Which lines of the data hold the word "JSON"? Copy all of them.

- [Website and app data records]
--

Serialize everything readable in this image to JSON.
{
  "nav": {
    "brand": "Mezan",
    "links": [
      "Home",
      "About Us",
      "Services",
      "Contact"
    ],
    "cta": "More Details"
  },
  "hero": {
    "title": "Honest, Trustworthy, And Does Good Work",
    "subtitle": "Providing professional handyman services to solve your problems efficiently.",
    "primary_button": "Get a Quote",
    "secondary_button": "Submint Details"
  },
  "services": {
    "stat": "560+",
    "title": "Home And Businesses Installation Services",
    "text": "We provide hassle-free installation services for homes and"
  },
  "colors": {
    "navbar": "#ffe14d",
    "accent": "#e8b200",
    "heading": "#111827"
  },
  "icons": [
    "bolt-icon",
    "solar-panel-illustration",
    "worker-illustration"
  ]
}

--

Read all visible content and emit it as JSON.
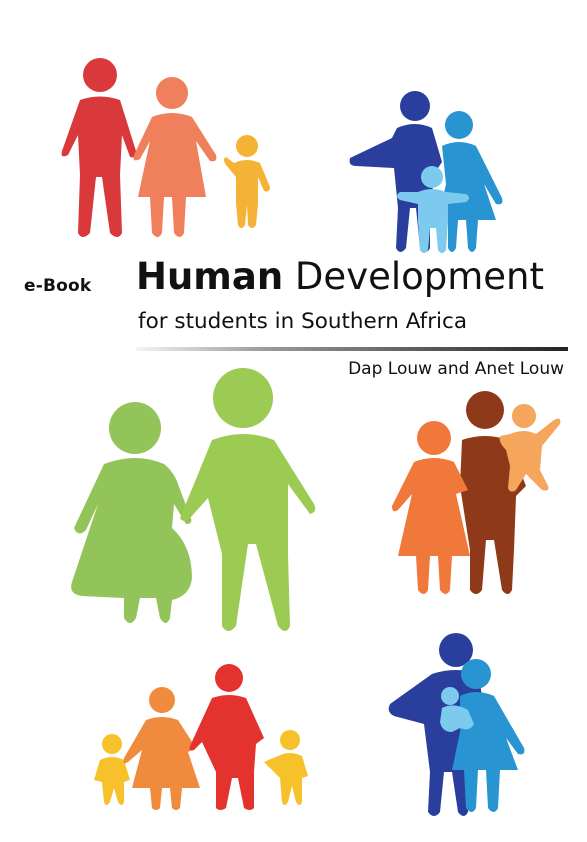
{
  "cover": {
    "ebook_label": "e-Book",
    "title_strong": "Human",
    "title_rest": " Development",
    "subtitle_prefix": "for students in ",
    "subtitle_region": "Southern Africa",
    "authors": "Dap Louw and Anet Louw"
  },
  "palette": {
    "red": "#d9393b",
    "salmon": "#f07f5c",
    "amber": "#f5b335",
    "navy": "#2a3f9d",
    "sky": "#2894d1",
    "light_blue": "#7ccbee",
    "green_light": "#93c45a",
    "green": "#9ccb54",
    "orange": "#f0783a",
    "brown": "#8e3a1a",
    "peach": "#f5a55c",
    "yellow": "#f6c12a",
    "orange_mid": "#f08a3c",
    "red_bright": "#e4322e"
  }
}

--

- [Output]
Serialize everything readable in this image to JSON.
Read all visible content and emit it as JSON.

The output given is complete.